WORK ORDER
No pictures go into the copy. Write out every line below exactly.
*** Opening of MATERIALS PROVIDED ***
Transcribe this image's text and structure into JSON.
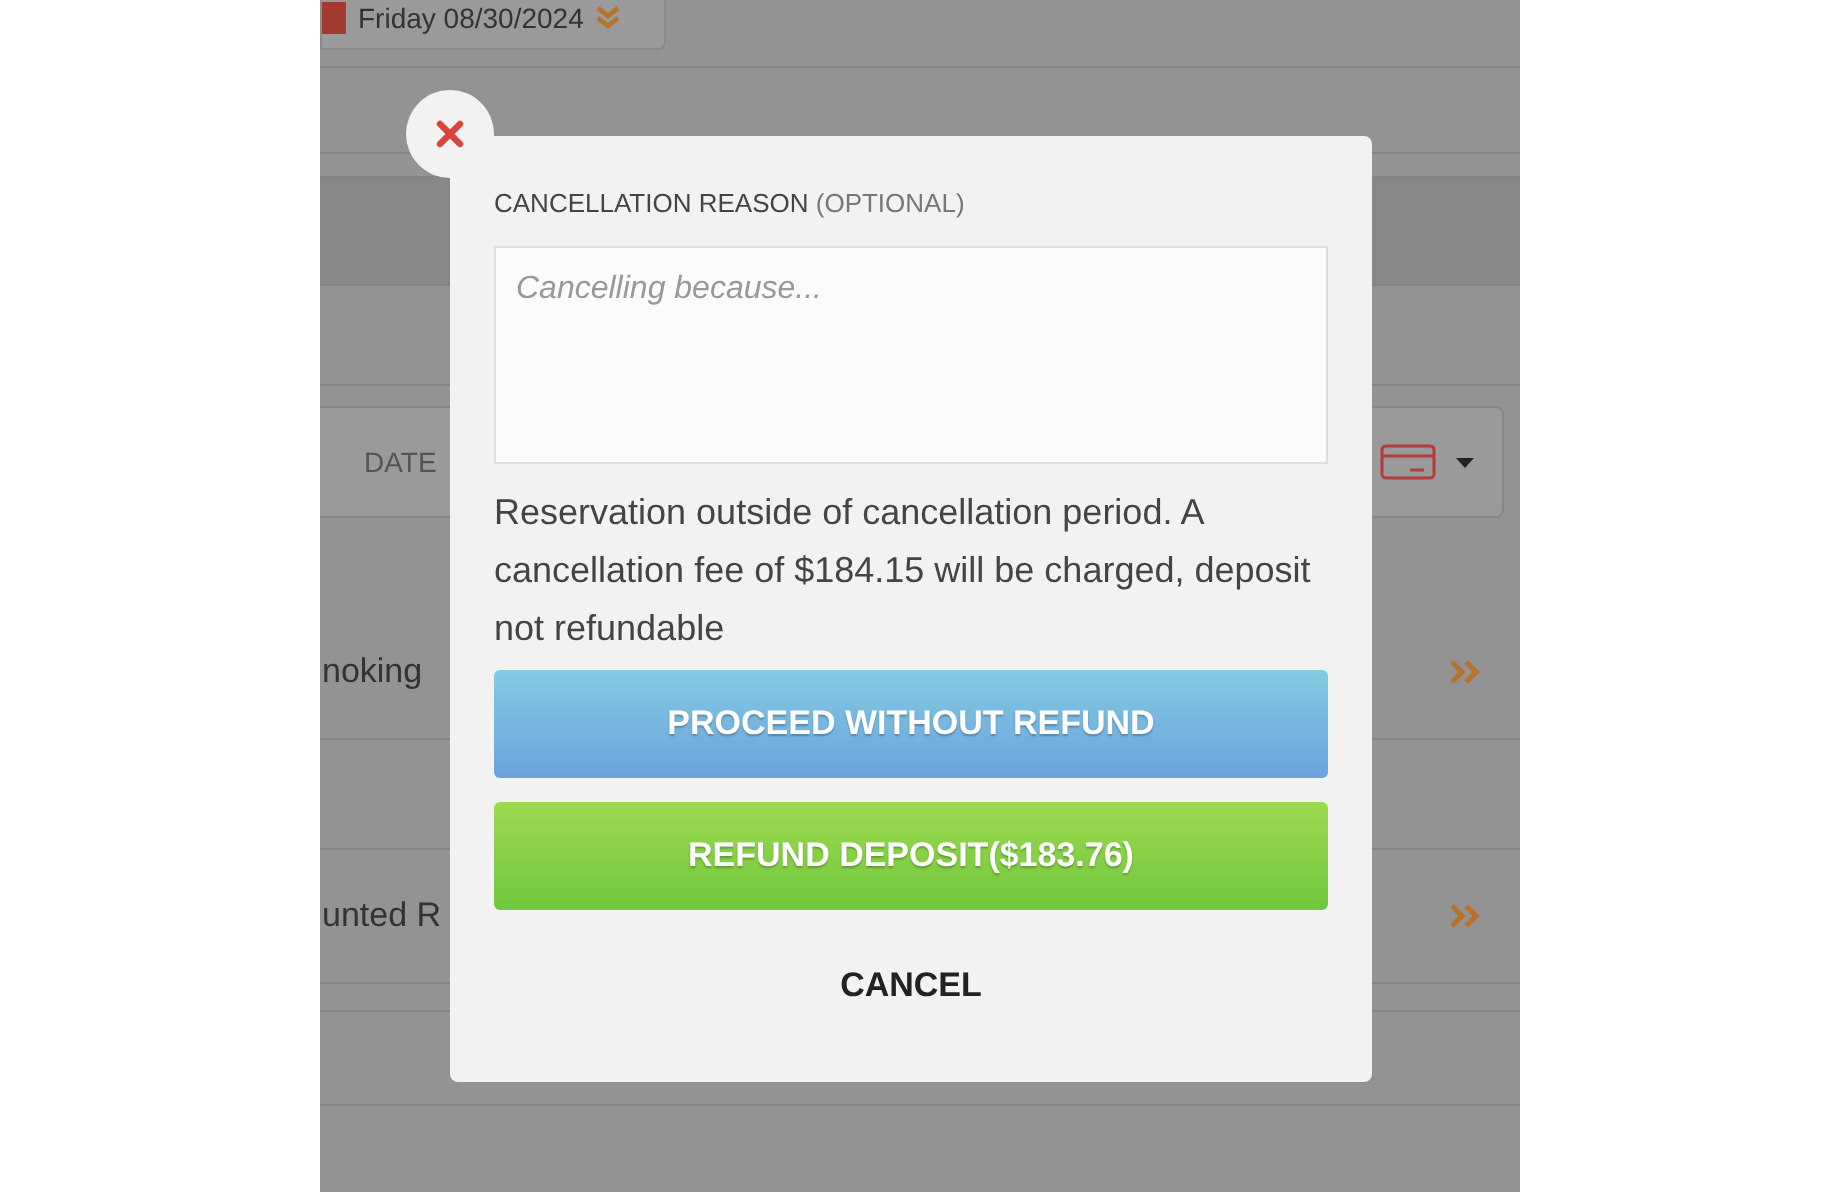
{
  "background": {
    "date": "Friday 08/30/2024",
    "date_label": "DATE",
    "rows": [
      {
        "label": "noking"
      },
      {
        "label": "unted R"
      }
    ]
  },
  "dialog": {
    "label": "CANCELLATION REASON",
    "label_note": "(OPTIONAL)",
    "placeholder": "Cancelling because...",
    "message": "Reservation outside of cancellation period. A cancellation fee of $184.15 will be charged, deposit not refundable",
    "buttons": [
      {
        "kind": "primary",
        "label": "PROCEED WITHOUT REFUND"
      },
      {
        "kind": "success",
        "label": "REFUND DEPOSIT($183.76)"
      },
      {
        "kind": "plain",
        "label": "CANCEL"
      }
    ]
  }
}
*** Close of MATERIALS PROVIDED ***
EXERCISE RESULT
Transcribe this image's text and structure into JSON.
{
  "background": {
    "date": "Friday 08/30/2024",
    "date_label": "DATE",
    "rows": [
      {
        "label": "noking"
      },
      {
        "label": "unted R"
      }
    ]
  },
  "dialog": {
    "label": "CANCELLATION REASON",
    "label_note": "(OPTIONAL)",
    "placeholder": "Cancelling because...",
    "message": "Reservation outside of cancellation period. A cancellation fee of $184.15 will be charged, deposit not refundable",
    "buttons": [
      {
        "kind": "primary",
        "label": "PROCEED WITHOUT REFUND"
      },
      {
        "kind": "success",
        "label": "REFUND DEPOSIT($183.76)"
      },
      {
        "kind": "plain",
        "label": "CANCEL"
      }
    ]
  }
}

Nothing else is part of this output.